Notes Along the Path: Market Update for week 24

Gordon Achtermann |

Market Recap


The S&P 500 index rose 1.6% this week, reaching new highs, led by the technology sector.

The market benchmark closed Friday's session at 5,431.60, slightly below its record closing level of 5,433.74 reached on Thursday. The S&P 500 also hit a new intraday high on Wednesday at 5,447.25. It is now up 2.9% for the month to date and up 14% this year.

Strength in the tech sector drove this week's climb even as the Federal Open Market Committee reduced its expected number of 2024 rate cuts to just one. The policy-setting committee kept its benchmark lending rate unchanged on Wednesday and updated its Summary of Economic Projections to indicate only one rate cut is now expected for this year, down from three forecast in March.

The technology sector jumped 6.4%, followed by a 1.2% rise in real estate and a 0.9% climb in communication services. Consumer discretionary also edged higher.

Broadcom (AVGO) shares led the technology sector's rally, jumping 23% on the week as the chipmaker lifted its full-year revenue outlook on the back of a better-than-expected fiscal second quarter, buoyed by artificial intelligence demand and VMware software.

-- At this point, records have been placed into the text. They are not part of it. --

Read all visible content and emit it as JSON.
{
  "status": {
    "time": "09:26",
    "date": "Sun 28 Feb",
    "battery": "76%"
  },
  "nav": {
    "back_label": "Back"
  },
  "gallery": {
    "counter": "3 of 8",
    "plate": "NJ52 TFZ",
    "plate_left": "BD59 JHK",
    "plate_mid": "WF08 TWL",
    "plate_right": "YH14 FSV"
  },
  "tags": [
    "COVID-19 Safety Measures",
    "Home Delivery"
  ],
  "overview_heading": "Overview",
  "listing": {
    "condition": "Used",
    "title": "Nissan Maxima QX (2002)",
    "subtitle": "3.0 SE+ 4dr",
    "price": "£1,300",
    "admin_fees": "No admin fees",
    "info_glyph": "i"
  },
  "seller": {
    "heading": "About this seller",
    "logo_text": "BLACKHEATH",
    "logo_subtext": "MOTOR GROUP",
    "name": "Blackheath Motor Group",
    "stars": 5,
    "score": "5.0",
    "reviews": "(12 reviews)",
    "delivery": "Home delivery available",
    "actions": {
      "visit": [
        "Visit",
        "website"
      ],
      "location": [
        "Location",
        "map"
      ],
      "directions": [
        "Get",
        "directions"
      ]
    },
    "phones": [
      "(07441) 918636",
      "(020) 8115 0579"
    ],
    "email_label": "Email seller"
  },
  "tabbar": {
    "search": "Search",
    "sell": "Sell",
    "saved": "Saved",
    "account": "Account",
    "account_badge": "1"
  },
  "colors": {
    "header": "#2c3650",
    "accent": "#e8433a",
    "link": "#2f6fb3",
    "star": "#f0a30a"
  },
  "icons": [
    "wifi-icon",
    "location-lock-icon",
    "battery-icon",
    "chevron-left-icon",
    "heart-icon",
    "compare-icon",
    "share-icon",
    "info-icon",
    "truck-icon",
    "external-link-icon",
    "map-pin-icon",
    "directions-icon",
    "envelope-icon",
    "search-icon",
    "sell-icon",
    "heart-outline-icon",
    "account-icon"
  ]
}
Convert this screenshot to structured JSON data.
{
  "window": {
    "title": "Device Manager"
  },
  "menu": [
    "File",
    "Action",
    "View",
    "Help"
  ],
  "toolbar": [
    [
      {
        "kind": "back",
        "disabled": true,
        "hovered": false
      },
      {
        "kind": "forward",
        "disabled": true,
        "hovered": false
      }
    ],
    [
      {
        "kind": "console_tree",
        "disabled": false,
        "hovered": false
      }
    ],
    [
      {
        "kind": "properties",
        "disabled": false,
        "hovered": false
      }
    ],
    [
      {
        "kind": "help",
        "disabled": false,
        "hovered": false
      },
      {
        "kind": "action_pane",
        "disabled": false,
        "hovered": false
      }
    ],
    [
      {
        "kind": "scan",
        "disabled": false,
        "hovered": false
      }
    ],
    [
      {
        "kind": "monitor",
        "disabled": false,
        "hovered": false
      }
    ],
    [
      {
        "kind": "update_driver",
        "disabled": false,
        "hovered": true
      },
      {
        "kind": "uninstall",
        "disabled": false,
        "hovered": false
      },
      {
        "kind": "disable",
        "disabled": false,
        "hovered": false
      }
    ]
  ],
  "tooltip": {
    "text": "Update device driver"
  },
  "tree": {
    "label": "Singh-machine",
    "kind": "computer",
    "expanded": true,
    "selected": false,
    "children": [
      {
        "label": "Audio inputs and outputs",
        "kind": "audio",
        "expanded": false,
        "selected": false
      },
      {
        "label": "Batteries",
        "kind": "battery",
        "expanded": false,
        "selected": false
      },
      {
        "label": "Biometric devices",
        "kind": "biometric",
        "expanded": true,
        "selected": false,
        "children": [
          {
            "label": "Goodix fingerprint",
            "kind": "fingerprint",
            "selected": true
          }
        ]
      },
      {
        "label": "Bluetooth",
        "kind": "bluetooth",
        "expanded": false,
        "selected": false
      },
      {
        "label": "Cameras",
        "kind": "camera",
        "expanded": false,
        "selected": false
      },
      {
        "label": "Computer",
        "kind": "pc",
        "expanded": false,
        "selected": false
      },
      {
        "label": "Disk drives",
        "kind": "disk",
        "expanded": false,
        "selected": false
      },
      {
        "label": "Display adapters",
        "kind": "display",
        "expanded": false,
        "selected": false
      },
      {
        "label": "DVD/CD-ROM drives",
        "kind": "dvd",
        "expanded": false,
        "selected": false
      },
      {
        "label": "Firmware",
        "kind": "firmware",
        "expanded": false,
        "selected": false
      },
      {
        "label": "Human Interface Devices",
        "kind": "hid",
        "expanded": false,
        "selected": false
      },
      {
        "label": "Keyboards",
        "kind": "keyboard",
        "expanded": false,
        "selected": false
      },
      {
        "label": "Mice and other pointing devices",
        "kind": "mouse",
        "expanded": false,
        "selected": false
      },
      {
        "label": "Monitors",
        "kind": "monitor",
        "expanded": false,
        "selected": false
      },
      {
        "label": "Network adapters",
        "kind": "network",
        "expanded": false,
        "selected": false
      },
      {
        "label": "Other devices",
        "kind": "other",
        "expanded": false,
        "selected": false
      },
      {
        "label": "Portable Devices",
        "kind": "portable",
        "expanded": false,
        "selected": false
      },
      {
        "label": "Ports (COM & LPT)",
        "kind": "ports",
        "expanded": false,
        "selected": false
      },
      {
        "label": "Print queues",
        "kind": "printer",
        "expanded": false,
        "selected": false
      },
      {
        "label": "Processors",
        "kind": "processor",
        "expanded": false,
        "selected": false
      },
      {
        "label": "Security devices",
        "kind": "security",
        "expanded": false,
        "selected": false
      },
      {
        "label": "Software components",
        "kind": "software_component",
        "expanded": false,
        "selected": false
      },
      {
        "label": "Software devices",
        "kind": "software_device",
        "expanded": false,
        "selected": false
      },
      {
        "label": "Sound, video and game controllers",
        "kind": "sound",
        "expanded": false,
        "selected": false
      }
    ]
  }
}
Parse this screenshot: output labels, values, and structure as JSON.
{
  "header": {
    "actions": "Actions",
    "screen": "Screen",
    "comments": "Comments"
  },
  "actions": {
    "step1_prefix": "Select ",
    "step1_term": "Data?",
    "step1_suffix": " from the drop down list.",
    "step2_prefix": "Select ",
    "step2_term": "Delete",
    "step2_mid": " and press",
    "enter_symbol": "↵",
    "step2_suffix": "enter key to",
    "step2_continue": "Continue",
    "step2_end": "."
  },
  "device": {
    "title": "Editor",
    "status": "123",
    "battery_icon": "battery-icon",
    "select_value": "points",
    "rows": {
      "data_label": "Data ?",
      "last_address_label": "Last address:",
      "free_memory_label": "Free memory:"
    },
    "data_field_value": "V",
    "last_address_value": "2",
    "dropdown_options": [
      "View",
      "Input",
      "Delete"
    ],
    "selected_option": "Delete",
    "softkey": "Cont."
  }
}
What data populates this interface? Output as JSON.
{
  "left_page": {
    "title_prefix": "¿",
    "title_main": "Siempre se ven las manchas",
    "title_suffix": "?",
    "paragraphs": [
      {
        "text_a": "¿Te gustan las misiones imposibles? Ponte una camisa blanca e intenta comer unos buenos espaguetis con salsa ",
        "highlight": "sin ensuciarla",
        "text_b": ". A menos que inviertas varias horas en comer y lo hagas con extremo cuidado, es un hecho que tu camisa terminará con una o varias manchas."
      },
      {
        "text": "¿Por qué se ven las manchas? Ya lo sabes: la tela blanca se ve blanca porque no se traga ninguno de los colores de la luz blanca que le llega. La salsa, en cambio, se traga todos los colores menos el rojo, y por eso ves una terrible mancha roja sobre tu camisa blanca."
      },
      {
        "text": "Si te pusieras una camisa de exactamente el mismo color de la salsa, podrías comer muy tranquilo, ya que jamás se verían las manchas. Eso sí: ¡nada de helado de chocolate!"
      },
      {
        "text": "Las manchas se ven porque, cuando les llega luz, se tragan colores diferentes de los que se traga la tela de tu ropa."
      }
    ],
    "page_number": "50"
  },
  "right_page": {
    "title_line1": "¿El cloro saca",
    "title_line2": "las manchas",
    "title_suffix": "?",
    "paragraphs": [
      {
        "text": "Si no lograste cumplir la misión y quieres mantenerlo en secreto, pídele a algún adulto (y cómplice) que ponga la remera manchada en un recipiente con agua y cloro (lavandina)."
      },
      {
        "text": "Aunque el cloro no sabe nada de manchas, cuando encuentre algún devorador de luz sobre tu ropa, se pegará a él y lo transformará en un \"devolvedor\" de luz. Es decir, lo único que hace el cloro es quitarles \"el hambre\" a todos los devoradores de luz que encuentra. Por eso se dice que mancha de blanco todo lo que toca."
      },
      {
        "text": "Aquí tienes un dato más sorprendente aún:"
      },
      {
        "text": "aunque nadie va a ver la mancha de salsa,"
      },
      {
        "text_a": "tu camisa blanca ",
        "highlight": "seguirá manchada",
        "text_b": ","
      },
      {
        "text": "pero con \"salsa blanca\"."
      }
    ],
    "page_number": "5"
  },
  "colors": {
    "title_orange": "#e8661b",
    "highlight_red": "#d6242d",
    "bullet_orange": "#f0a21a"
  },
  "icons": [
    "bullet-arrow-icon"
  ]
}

Also boosting the technology sector, shares of Oracle (ORCL) rose 9.7% as the software maker gave an outlook for annual growth in its fiscal first-quarter revenue and earnings and announced cloud partnerships with OpenAI and Google, even though results came in lower than expected in the preceding period.

On the downside, energy fell 2.3%, followed by a 2% drop in financials, a 1.2% decline in consumer staples and a 1% loss in industrials. Other decliners included materials, health care, and utilities.

The energy sector's decliners included shares of APA Corp. (APA), which fell 3.6% amid an investment rating downgrade from analysts at Evercore ISI to an in-line rating from outperform. The firm also cut its price target on APA's shares to $39 each from $52.


Bond Market

The bond yield curve continues to normalize very gradually. As you can see below, the 1-year rate is slightly lower than a year ago, and the longer-term rates are all up slightly. Is this taking longer than I had hoped? Yes. But let's just enjoy that we can get CDs and treasuries paying over 5% even if we can't get quite that high of a rate for 3 years or more.


Up Next

Economic data next week will include May retail sales and industrial production on Tuesday, May housing starts and building permits on Thursday and May existing home sales on Friday, among other reports.


Stay the course!

All the Best,

Gordon Achtermann, CFP®